NAEYC Code of Ethics
Principle 1.1- “Above all, we shall not harm children…” With the increasing pressure to “push down” curriculum, test children, and “cram” learning into the daily schedule, we sabotage our commitment to NAEYC’s Principle 1.1. As we pressure teachers to collect volumes of data on children, we lose connectedness with the natural learning environment of the child, and begin to insert artificial scenarios in order to efficiently gather information. By doing so, we harm children by adding undue stress to their lives – stress that serves our purposes.

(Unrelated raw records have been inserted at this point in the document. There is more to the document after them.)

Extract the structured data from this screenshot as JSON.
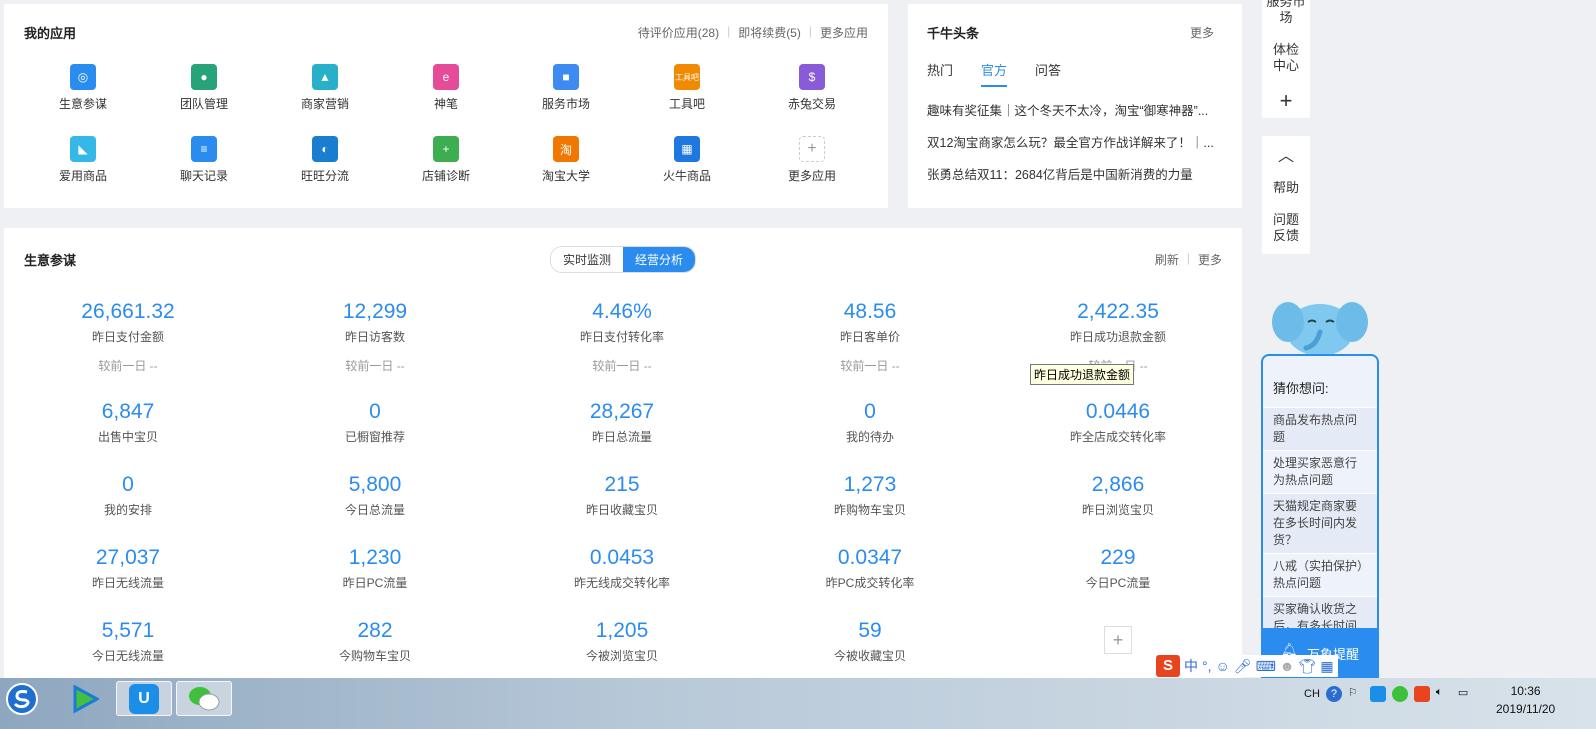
{
  "apps": {
    "title": "我的应用",
    "links": [
      "待评价应用(28)",
      "即将续费(5)",
      "更多应用"
    ],
    "items": [
      {
        "label": "生意参谋",
        "icon": "compass-icon",
        "color": "#2b8cf0",
        "glyph": "◎"
      },
      {
        "label": "团队管理",
        "icon": "team-icon",
        "color": "#27a37a",
        "glyph": "●"
      },
      {
        "label": "商家营销",
        "icon": "marketing-icon",
        "color": "#28b0c8",
        "glyph": "▲"
      },
      {
        "label": "神笔",
        "icon": "pen-icon",
        "color": "#e64b9a",
        "glyph": "e"
      },
      {
        "label": "服务市场",
        "icon": "bag-icon",
        "color": "#3d8bf0",
        "glyph": "■"
      },
      {
        "label": "工具吧",
        "icon": "tools-icon",
        "color": "#f08a00",
        "glyph": "工具吧"
      },
      {
        "label": "赤兔交易",
        "icon": "money-bag-icon",
        "color": "#8a5bd8",
        "glyph": "$"
      },
      {
        "label": "爱用商品",
        "icon": "product-icon",
        "color": "#35b8e8",
        "glyph": "◣"
      },
      {
        "label": "聊天记录",
        "icon": "chat-log-icon",
        "color": "#2b8cf0",
        "glyph": "≡"
      },
      {
        "label": "旺旺分流",
        "icon": "wangwang-icon",
        "color": "#1a7ed0",
        "glyph": "◐"
      },
      {
        "label": "店铺诊断",
        "icon": "diagnosis-icon",
        "color": "#3cae50",
        "glyph": "+"
      },
      {
        "label": "淘宝大学",
        "icon": "university-icon",
        "color": "#f07800",
        "glyph": "淘"
      },
      {
        "label": "火牛商品",
        "icon": "grid-icon",
        "color": "#1e78e0",
        "glyph": "▦"
      },
      {
        "label": "更多应用",
        "icon": "plus-icon",
        "color": "#ffffff",
        "glyph": "+"
      }
    ]
  },
  "news": {
    "title": "千牛头条",
    "more": "更多",
    "tabs": [
      "热门",
      "官方",
      "问答"
    ],
    "active_tab": 1,
    "items": [
      "趣味有奖征集｜这个冬天不太冷，淘宝“御寒神器”...",
      "双12淘宝商家怎么玩？最全官方作战详解来了！｜...",
      "张勇总结双11：2684亿背后是中国新消费的力量"
    ]
  },
  "biz": {
    "title": "生意参谋",
    "toggle": [
      "实时监测",
      "经营分析"
    ],
    "active_toggle": 1,
    "actions": [
      "刷新",
      "更多"
    ],
    "compare_text": "较前一日 --",
    "metrics": [
      {
        "value": "26,661.32",
        "label": "昨日支付金额"
      },
      {
        "value": "12,299",
        "label": "昨日访客数"
      },
      {
        "value": "4.46%",
        "label": "昨日支付转化率"
      },
      {
        "value": "48.56",
        "label": "昨日客单价"
      },
      {
        "value": "2,422.35",
        "label": "昨日成功退款金额"
      },
      {
        "value": "6,847",
        "label": "出售中宝贝"
      },
      {
        "value": "0",
        "label": "已橱窗推荐"
      },
      {
        "value": "28,267",
        "label": "昨日总流量"
      },
      {
        "value": "0",
        "label": "我的待办"
      },
      {
        "value": "0.0446",
        "label": "昨全店成交转化率"
      },
      {
        "value": "0",
        "label": "我的安排"
      },
      {
        "value": "5,800",
        "label": "今日总流量"
      },
      {
        "value": "215",
        "label": "昨日收藏宝贝"
      },
      {
        "value": "1,273",
        "label": "昨购物车宝贝"
      },
      {
        "value": "2,866",
        "label": "昨日浏览宝贝"
      },
      {
        "value": "27,037",
        "label": "昨日无线流量"
      },
      {
        "value": "1,230",
        "label": "昨日PC流量"
      },
      {
        "value": "0.0453",
        "label": "昨无线成交转化率"
      },
      {
        "value": "0.0347",
        "label": "昨PC成交转化率"
      },
      {
        "value": "229",
        "label": "今日PC流量"
      },
      {
        "value": "5,571",
        "label": "今日无线流量"
      },
      {
        "value": "282",
        "label": "今购物车宝贝"
      },
      {
        "value": "1,205",
        "label": "今被浏览宝贝"
      },
      {
        "value": "59",
        "label": "今被收藏宝贝"
      }
    ],
    "tooltip": "昨日成功退款金额"
  },
  "sidebar": {
    "top_links": [
      "服务市场",
      "体检中心"
    ],
    "bottom_links": [
      "帮助",
      "问题反馈"
    ]
  },
  "assistant": {
    "title": "猜你想问:",
    "questions": [
      "商品发布热点问题",
      "处理买家恶意行为热点问题",
      "天猫规定商家要在多长时间内发货？",
      "八戒（实拍保护）热点问题",
      "买家确认收货之后，有多长时间可以申请售后？"
    ],
    "footer": "万象提醒"
  },
  "ime": {
    "lang": "中",
    "punct": "°,"
  },
  "taskbar": {
    "input_lang": "CH",
    "time": "10:36",
    "date": "2019/11/20"
  }
}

We harm children by reducing or denying their access to the natural learning environments provided by play, the outdoors, and their own, internal transition times.
Principle 1.7- “We shall strive to build individual relationships… make individualized adaptations… and consult with the family…” As stated in principle 1.7, our work is grounded in the context of relationships. Results, products, outcomes are secondary to relationships. Results, products, and outcomes depend upon solid and healthy relationships. When we place the outcomes before the relationships, we undermine both the process and the product.

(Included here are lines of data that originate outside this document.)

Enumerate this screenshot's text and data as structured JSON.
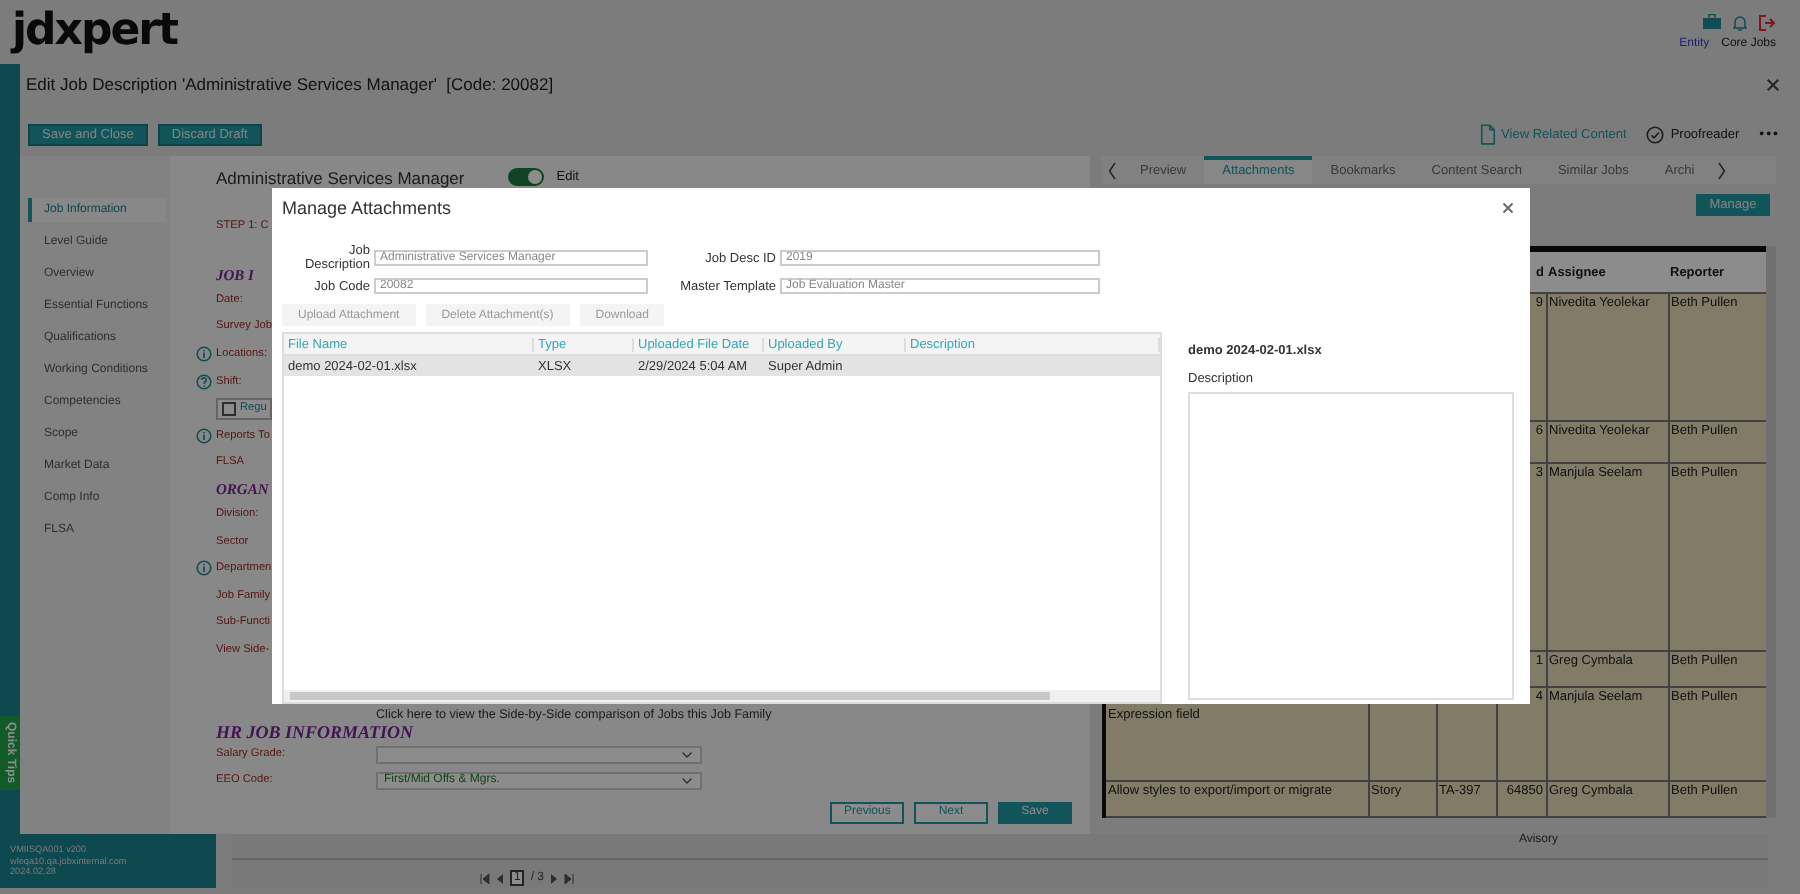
{
  "header": {
    "logo": "jdxpert",
    "entity_link": "Entity",
    "app_name": "Core Jobs"
  },
  "page_title": "Edit Job Description 'Administrative Services Manager'  [Code: 20082]",
  "toolbar": {
    "buttons": [
      "Save and Close",
      "Discard Draft"
    ],
    "links": [
      {
        "label": "View Related Content",
        "kind": "document"
      },
      {
        "label": "Proofreader",
        "kind": "check"
      }
    ],
    "more": "•••"
  },
  "nav": [
    {
      "label": "Job Information",
      "selected": true
    },
    {
      "label": "Level Guide",
      "selected": false
    },
    {
      "label": "Overview",
      "selected": false
    },
    {
      "label": "Essential Functions",
      "selected": false
    },
    {
      "label": "Qualifications",
      "selected": false
    },
    {
      "label": "Working Conditions",
      "selected": false
    },
    {
      "label": "Competencies",
      "selected": false
    },
    {
      "label": "Scope",
      "selected": false
    },
    {
      "label": "Market Data",
      "selected": false
    },
    {
      "label": "Comp Info",
      "selected": false
    },
    {
      "label": "FLSA",
      "selected": false
    }
  ],
  "form": {
    "job_title": "Administrative Services Manager",
    "edit_toggle": {
      "label": "Edit",
      "on": true
    },
    "rows": [
      {
        "kind": "step",
        "text": "STEP 1: C"
      },
      {
        "kind": "heading",
        "text": "JOB I"
      },
      {
        "kind": "label",
        "text": "Date:"
      },
      {
        "kind": "label",
        "text": "Survey Job"
      },
      {
        "kind": "info",
        "text": "Locations:"
      },
      {
        "kind": "help",
        "text": "Shift:"
      },
      {
        "kind": "checkbox",
        "text": "Regu",
        "checked": false
      },
      {
        "kind": "info",
        "text": "Reports To"
      },
      {
        "kind": "label",
        "text": "FLSA"
      },
      {
        "kind": "heading",
        "text": "ORGAN"
      },
      {
        "kind": "label",
        "text": "Division:"
      },
      {
        "kind": "label",
        "text": "Sector"
      },
      {
        "kind": "info",
        "text": "Departmen"
      },
      {
        "kind": "label",
        "text": "Job Family"
      },
      {
        "kind": "label",
        "text": "Sub-Functi"
      },
      {
        "kind": "label",
        "text": "View Side-"
      }
    ],
    "side_by_side_link": "Click here to view the Side-by-Side comparison of Jobs this Job Family",
    "hr_heading": "HR JOB INFORMATION",
    "fields": [
      {
        "label": "Salary Grade:"
      },
      {
        "label": "EEO Code:",
        "value": "First/Mid Offs & Mgrs."
      }
    ],
    "buttons": [
      {
        "label": "Previous",
        "kind": "secondary"
      },
      {
        "label": "Next",
        "kind": "secondary"
      },
      {
        "label": "Save",
        "kind": "primary"
      }
    ]
  },
  "side_panel": {
    "tabs": [
      {
        "label": "Preview",
        "selected": false
      },
      {
        "label": "Attachments",
        "selected": true
      },
      {
        "label": "Bookmarks",
        "selected": false
      },
      {
        "label": "Content Search",
        "selected": false
      },
      {
        "label": "Similar Jobs",
        "selected": false
      },
      {
        "label": "Archi",
        "selected": false
      }
    ],
    "manage_button": "Manage",
    "table": {
      "header": {
        "number": "d",
        "assignee": "Assignee",
        "reporter": "Reporter"
      },
      "rows": [
        {
          "number": "9",
          "assignee": "Nivedita Yeolekar",
          "reporter": "Beth Pullen"
        },
        {
          "number": "6",
          "assignee": "Nivedita Yeolekar",
          "reporter": "Beth Pullen"
        },
        {
          "number": "3",
          "assignee": "Manjula Seelam",
          "reporter": "Beth Pullen"
        },
        {
          "number": "1",
          "assignee": "Greg Cymbala",
          "reporter": "Beth Pullen"
        },
        {
          "summary": "Expression field",
          "number": "4",
          "assignee": "Manjula Seelam",
          "reporter": "Beth Pullen"
        },
        {
          "summary": "Allow styles to export/import or migrate",
          "type": "Story",
          "key": "TA-397",
          "number": "64850",
          "assignee": "Greg Cymbala",
          "reporter": "Beth Pullen"
        }
      ]
    }
  },
  "bottom_grid": {
    "cell": "Avisory",
    "pager": {
      "current": "1",
      "total": "/ 3"
    }
  },
  "footer": {
    "lines": [
      "VMIISQA001 v200",
      "wleqa10.qa.jobxinternal.com",
      "2024.02.28"
    ]
  },
  "quick_tips": "Quick Tips",
  "modal": {
    "title": "Manage Attachments",
    "fields": [
      {
        "label": "Job Description",
        "value": "Administrative Services Manager"
      },
      {
        "label": "Job Desc ID",
        "value": "2019"
      },
      {
        "label": "Job Code",
        "value": "20082"
      },
      {
        "label": "Master Template",
        "value": "Job Evaluation Master"
      }
    ],
    "actions": [
      {
        "label": "Upload Attachment",
        "disabled": true
      },
      {
        "label": "Delete Attachment(s)",
        "disabled": true
      },
      {
        "label": "Download",
        "disabled": true
      }
    ],
    "grid": {
      "columns": [
        "File Name",
        "Type",
        "Uploaded File Date",
        "Uploaded By",
        "Description"
      ],
      "rows": [
        {
          "cells": [
            "demo 2024-02-01.xlsx",
            "XLSX",
            "2/29/2024 5:04 AM",
            "Super Admin"
          ],
          "selected": true
        }
      ]
    },
    "detail": {
      "file_name": "demo 2024-02-01.xlsx",
      "description_label": "Description"
    }
  }
}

Principle 1.11 “If we determine that a policy does not benefit children we shall work to change it. If we determine that a program policy is harmful to children, we shall suspend its implementation while working to honor the intent of the policy in ways that are not harmful to children.” (NAEYC Code of Ethical Conduct Supplement to EC Program Directors). This is the reason that I rant. This is where we, as a profession, have perhaps our greatest need to grow. We must become advocates even if it makes us unpopular with politicians and funders – because it is our obligation to work to change that which is not effective.